All lines below containing "title" are to be listed.

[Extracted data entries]
▼

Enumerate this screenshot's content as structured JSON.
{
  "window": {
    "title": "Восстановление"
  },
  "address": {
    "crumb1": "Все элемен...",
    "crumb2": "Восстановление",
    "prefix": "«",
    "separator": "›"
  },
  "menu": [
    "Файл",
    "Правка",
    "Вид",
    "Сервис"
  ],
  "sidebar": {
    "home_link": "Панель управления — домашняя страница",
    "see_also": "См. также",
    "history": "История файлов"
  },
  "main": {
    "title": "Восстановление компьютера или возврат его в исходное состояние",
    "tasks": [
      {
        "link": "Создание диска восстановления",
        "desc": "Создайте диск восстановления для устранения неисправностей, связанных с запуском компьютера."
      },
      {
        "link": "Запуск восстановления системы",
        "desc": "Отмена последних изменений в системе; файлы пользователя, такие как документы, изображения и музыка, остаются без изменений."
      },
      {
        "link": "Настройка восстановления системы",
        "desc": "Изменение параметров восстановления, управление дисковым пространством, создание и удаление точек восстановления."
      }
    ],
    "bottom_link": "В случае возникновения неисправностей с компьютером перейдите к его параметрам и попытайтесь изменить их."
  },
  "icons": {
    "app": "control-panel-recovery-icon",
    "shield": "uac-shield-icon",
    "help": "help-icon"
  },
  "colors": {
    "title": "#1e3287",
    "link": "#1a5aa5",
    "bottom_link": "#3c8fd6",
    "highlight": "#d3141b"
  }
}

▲

Result:
    "title": "Восстановление"
    "title": "Восстановление компьютера или возврат его в исходное состояние",
    "title": "#1e3287",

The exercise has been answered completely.